So that's what I'm going to try with my waistline. Instead of watching my weight, I'm going to do some aerobic exercise and some stretching every day. I'm also planning to eat more veg and fewer biscuits, but that's a little harder to adapt to the new philosophy. Whether or not I get thinner, I should definitely get healthier.

I'll review progress at the end of March. That's long enough to get some idea of whether it works, and besides, that's when the temporary job finishes, so I'll be changing my lifestyle then anyway. I cuurently weight 95.5 kg (ouch!). Watch this space.

I've started by abandoning the lift in favour of the stairs at work. Impressed? You should be. My office is on the 6th floor.

Tuesday, January 06, 2009

Just finished reading "The Heretic"

This is only the second Bernard Cornwell book I've read, and I loved it. OK, so it wasn't particularly deep, but I was rooting for the hero and the plot zipped along like an express train, which is just what I wanted.

The hero is Thomas, an English archer tootling around France in 1347. Since this is during the Hundred Years' War, it's not the healthiest place to be. He's trying to find his French cousin, Guy, before Guy can find him first and kill him. He's fallen in love with a heretic (who's not such a heretic after all) and saves her from burning, so now the Church is after him as well. And meanwhile, his liege lord expects him to find the Grail.

I really ought to re-read it to study the technique, but here's one thing I noticed in passing. As Thomas's friend Robbie rides towards a monastery, one of the archers with him says, "We'll kill him, then the rest won't be no trouble."

Robbie snaps back, "You'll kill no one."

That exchange makes Robbie look good. Without it, at this point they're just a bunch of brigands raiding the countryside. This was probably normal behaviour at the time, but it doesn't endear you to modern readers, at least not this one.

Saturday, January 03, 2009

Happy New Year

And a very happy new year to both my readers.

I'm still feeling very tired, but after three and a half days at home, the muddle's receding.

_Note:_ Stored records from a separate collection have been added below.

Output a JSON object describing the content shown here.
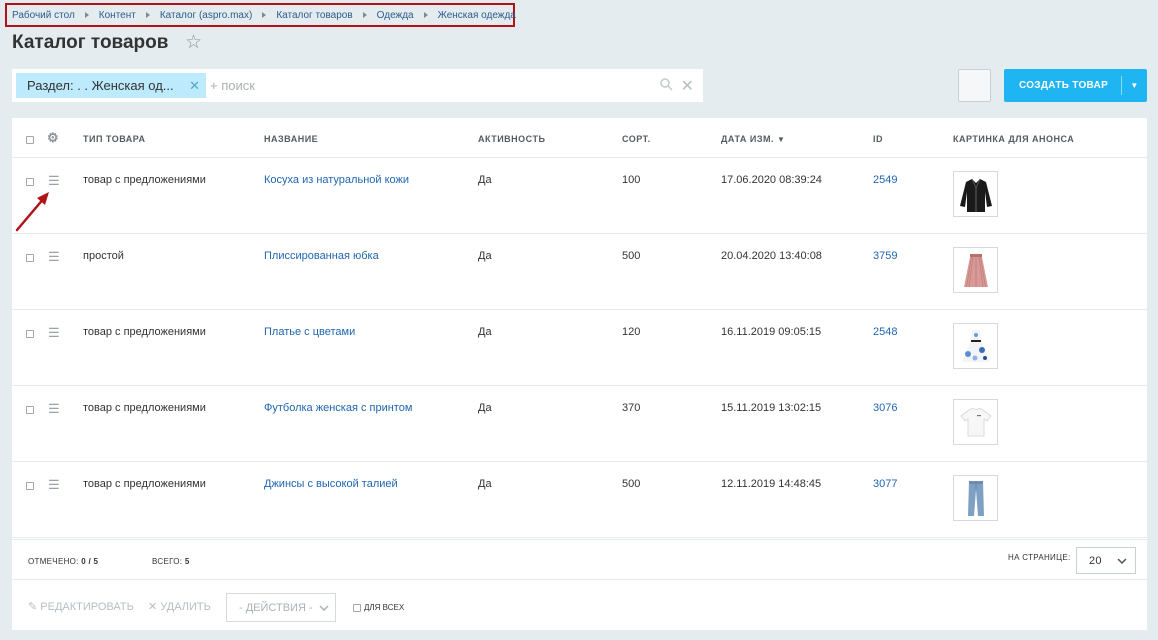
{
  "breadcrumb": [
    "Рабочий стол",
    "Контент",
    "Каталог (aspro.max)",
    "Каталог товаров",
    "Одежда",
    "Женская одежда"
  ],
  "page": {
    "title": "Каталог товаров"
  },
  "filter": {
    "tag_label": "Раздел: . . Женская од...",
    "search_placeholder": "+ поиск"
  },
  "toolbar": {
    "create_label": "СОЗДАТЬ ТОВАР"
  },
  "columns": {
    "type": "ТИП ТОВАРА",
    "name": "НАЗВАНИЕ",
    "active": "АКТИВНОСТЬ",
    "sort": "СОРТ.",
    "date": "ДАТА ИЗМ.",
    "id": "ID",
    "picture": "КАРТИНКА ДЛЯ АНОНСА"
  },
  "rows": [
    {
      "type": "товар с предложениями",
      "name": "Косуха из натуральной кожи",
      "active": "Да",
      "sort": "100",
      "date": "17.06.2020 08:39:24",
      "id": "2549",
      "picture": "leather-jacket"
    },
    {
      "type": "простой",
      "name": "Плиссированная юбка",
      "active": "Да",
      "sort": "500",
      "date": "20.04.2020 13:40:08",
      "id": "3759",
      "picture": "pleated-skirt"
    },
    {
      "type": "товар с предложениями",
      "name": "Платье с цветами",
      "active": "Да",
      "sort": "120",
      "date": "16.11.2019 09:05:15",
      "id": "2548",
      "picture": "floral-dress"
    },
    {
      "type": "товар с предложениями",
      "name": "Футболка женская с принтом",
      "active": "Да",
      "sort": "370",
      "date": "15.11.2019 13:02:15",
      "id": "3076",
      "picture": "white-tshirt"
    },
    {
      "type": "товар с предложениями",
      "name": "Джинсы с высокой талией",
      "active": "Да",
      "sort": "500",
      "date": "12.11.2019 14:48:45",
      "id": "3077",
      "picture": "blue-jeans"
    }
  ],
  "footer": {
    "selected_label": "ОТМЕЧЕНО:",
    "selected_value": "0 / 5",
    "total_label": "ВСЕГО:",
    "total_value": "5",
    "per_page_label": "НА СТРАНИЦЕ:",
    "per_page_value": "20"
  },
  "actions": {
    "edit_label": "РЕДАКТИРОВАТЬ",
    "delete_label": "УДАЛИТЬ",
    "actions_select": "- ДЕЙСТВИЯ -",
    "for_all_label": "ДЛЯ ВСЕХ"
  },
  "colors": {
    "accent": "#1fb5f2",
    "link": "#2066b0",
    "tag_bg": "#bdeafc",
    "annotation": "#b0141a"
  }
}
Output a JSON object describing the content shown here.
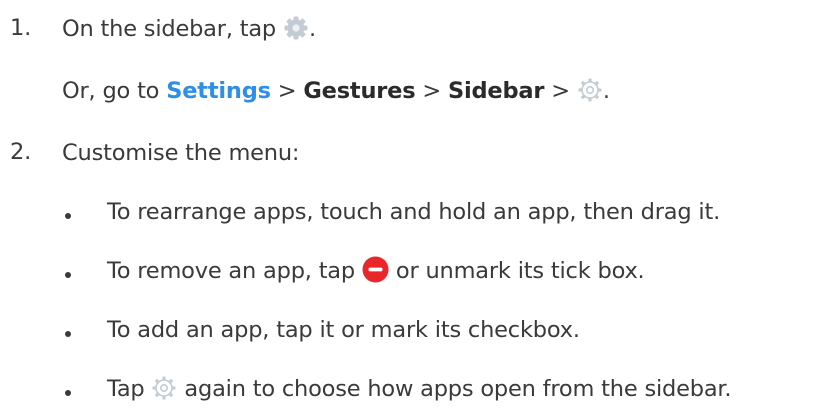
{
  "steps": [
    {
      "number": "1.",
      "text_before_icon": "On the sidebar, tap",
      "icon": "gear-solid-icon",
      "text_after_icon": ".",
      "alt": {
        "prefix": "Or, go to ",
        "settings": "Settings",
        "sep1": " > ",
        "gestures": "Gestures",
        "sep2": " > ",
        "sidebar": "Sidebar",
        "sep3": " > ",
        "icon": "gear-outline-icon",
        "suffix": "."
      }
    },
    {
      "number": "2.",
      "text": "Customise the menu:",
      "bullets": [
        {
          "text": "To rearrange apps, touch and hold an app, then drag it."
        },
        {
          "before": "To remove an app, tap ",
          "icon": "remove-icon",
          "after": " or unmark its tick box."
        },
        {
          "text": "To add an app, tap it or mark its checkbox."
        },
        {
          "before": "Tap ",
          "icon": "gear-outline-icon",
          "after": " again to choose how apps open from the sidebar."
        }
      ]
    }
  ],
  "colors": {
    "text": "#3a3a3a",
    "link": "#2f8fe6",
    "remove_icon": "#e8262b",
    "gear_icon": "#b8c4cc"
  }
}
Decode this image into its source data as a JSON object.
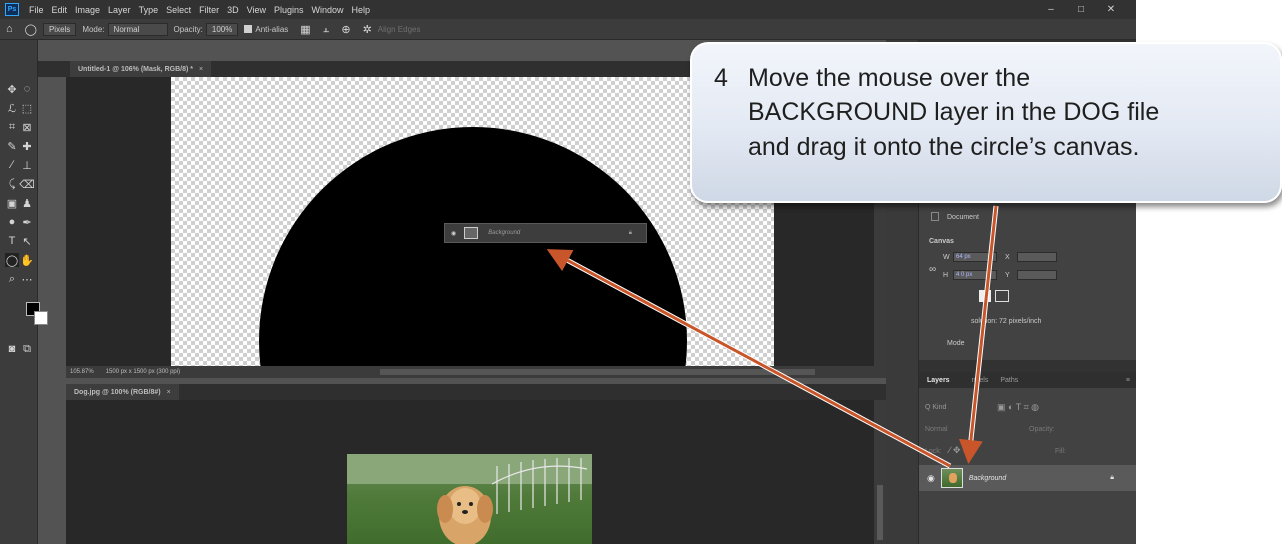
{
  "app": {
    "logo": "Ps",
    "menu": [
      "File",
      "Edit",
      "Image",
      "Layer",
      "Type",
      "Select",
      "Filter",
      "3D",
      "View",
      "Plugins",
      "Window",
      "Help"
    ],
    "window_controls": [
      "–",
      "□",
      "✕"
    ]
  },
  "options_bar": {
    "home_icon": "home-icon",
    "pixels_value": "Pixels",
    "mode_label": "Mode:",
    "mode_value": "Normal",
    "opacity_label": "Opacity:",
    "opacity_value": "100%",
    "antialias_label": "Anti-alias",
    "align_edges_label": "Align Edges"
  },
  "doc1": {
    "tab_title": "Untitled-1 @ 106% (Mask, RGB/8) *",
    "status_zoom": "105.87%",
    "status_size": "1500 px x 1500 px (300 ppi)"
  },
  "drag_ghost": {
    "layer_name": "Background"
  },
  "doc2": {
    "tab_title": "Dog.jpg @ 100% (RGB/8#)"
  },
  "properties": {
    "document_label": "Document",
    "canvas_label": "Canvas",
    "w_label": "W",
    "w_value": "64 px",
    "h_label": "H",
    "h_value": "4 0 px",
    "x_label": "X",
    "y_label": "Y",
    "resolution": "solution: 72 pixels/inch",
    "mode_label": "Mode"
  },
  "layers_panel": {
    "tabs": [
      "Layers",
      "nnels",
      "Paths"
    ],
    "search_kind": "Q Kind",
    "blend_mode": "Normal",
    "opacity_label": "Opacity:",
    "lock_label": "Lock:",
    "fill_label": "Fill:",
    "layer_name": "Background"
  },
  "callout": {
    "step_number": "4",
    "text": "Move the mouse over the\nBACKGROUND layer in the DOG file\nand drag it onto the circle’s canvas."
  },
  "colors": {
    "arrow": "#c8562a",
    "callout_border": "#ffffff",
    "ps_blue": "#31a8ff"
  }
}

The house is cleaner and tidier, most presents have been bought, and I've even got a couple of extra meals cooked and frozen. A friend made it over from El Hierro just in time for new year, so I actually took time off from my hamster wheel and went out to see La Cumbrecita for the first time in years.

I haven't had time to set goals for 2009 yet, but I have got as far as totting up my writing achievements for 2008. I made 94 submissions, and sold 7 short stories. I thought I hadn't done much writing, but I made 148 posts to the blog about LaPalma and 173 posts to this blog. More importantly, I wrote almost 25,000 words of my novel and five short stories. I know some people write half a million words a year, but that's still a heck of a lot better than I thought.

I also got quite a few bits and bobs done around the house, like varnishing the bannisters (at last) and decluttering the utility room.

So now I just have to plan 2009. At this rate I might just conquor the world by 2015.